ASML’s multiplier effect on the rest of the semiconductor industry
The long-term growth of the semiconductor industry is the result of the principle that the power, cost and time required for every computation on a digital electronic device can be reduced by shrinking the size of transistors on chips. In 2013, chip-makers routinely produced electronic chip features with conducting line sizes of 28 nm, compared to typical line sizes of 10, 000 nm in the early 1970s, resulting in an increase in the number of transistors on leading chips from several thousand to over two billion. This trend was first observed by Intel co-founder Gordon Moore in 1965, and is referred to as ‘Moore’s Law’. Moore’s Law has resulted in our information society with fast wired and wireless communications – built on affordable chips.
ASML is uniquely positioned in the semiconductor industry; our focus on innovation with partners and highly skilled employees has a direct effect on the technological possibilities for our customers (and their customers as well). By optimizing value for ourselves, we increase value for the rest of the semiconductor industry – our multiplier effect.
Increasing energy efficiency
Moore’s Law also has an impact on the energy usage of chips. Smaller geometries allow for much lower electrical currents to operate the chip reducing their energy consumption and aiding the proliferation of affordable computing. Using advanced semiconductors in industrial and consumer products often provides economic benefits, user friendliness and increased safety. Our success in developing machines that produce ever smaller and more energy-efficient chips is crucial in enabling our customers to manufacture more energy-efficient electronics and ultimately more environmentally friendly devices for end users. For instance, one well-known electronics maker introduced a 30% energy efficiency gain on its tablet computer after a redesign with a more advanced chip, which was made possible by a more advanced ASML machine.
More powerful chips open up new possibilities

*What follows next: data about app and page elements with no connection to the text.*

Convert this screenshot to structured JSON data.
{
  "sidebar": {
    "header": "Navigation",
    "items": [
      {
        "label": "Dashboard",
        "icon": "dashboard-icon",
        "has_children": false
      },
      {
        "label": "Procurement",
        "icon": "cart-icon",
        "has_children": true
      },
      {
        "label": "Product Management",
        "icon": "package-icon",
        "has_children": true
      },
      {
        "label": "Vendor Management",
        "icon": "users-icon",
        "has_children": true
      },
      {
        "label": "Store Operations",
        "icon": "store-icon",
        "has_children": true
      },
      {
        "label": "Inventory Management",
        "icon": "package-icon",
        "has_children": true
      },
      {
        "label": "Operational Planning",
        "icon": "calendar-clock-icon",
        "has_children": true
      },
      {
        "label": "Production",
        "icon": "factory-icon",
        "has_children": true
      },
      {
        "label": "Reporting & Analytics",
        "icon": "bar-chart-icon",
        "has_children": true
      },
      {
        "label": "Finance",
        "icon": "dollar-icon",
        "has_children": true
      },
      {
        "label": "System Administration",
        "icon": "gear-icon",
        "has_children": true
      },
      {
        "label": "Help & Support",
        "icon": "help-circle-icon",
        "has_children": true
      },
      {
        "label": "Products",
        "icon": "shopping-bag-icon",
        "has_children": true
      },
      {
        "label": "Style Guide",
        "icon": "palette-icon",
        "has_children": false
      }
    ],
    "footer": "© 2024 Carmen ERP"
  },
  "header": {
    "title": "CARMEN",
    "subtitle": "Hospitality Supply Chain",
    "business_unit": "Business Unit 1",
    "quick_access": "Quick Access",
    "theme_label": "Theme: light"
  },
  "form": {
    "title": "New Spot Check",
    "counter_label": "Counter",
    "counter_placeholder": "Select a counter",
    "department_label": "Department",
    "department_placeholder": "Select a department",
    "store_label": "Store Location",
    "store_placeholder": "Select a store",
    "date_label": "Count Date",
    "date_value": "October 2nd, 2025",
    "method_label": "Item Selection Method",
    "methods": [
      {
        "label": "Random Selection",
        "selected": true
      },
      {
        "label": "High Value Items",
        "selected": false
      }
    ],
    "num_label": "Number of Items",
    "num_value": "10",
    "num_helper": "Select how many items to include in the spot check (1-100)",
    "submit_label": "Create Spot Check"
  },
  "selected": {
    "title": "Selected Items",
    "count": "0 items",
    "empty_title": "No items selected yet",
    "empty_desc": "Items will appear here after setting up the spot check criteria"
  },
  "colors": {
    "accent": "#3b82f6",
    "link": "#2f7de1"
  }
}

The technology revolution powered by semiconductors has brought many advantages: not only can information be more widely disseminated than ever before, but affordable chip intelligence has also enabled industry and service sectors to create and distribute products and ideas at lightning speed. Improvements to lithography technology enable the continuous introduction of a diverse range of new and ever improving electronic products, which enhance the quality of people's lives. Recent examples include using digital detector chips, rather than analogue ones, in Pet-CT medical scanners, which double the imaging resolution and make it easier to detect tumors; the introduction of self-navigating cars; affordable high-quality video calls on smartphones that keep the increasingly mobile population connected to their loved ones; as well as a range of ever more affordable sensors that improve safety, healthcare and logistics.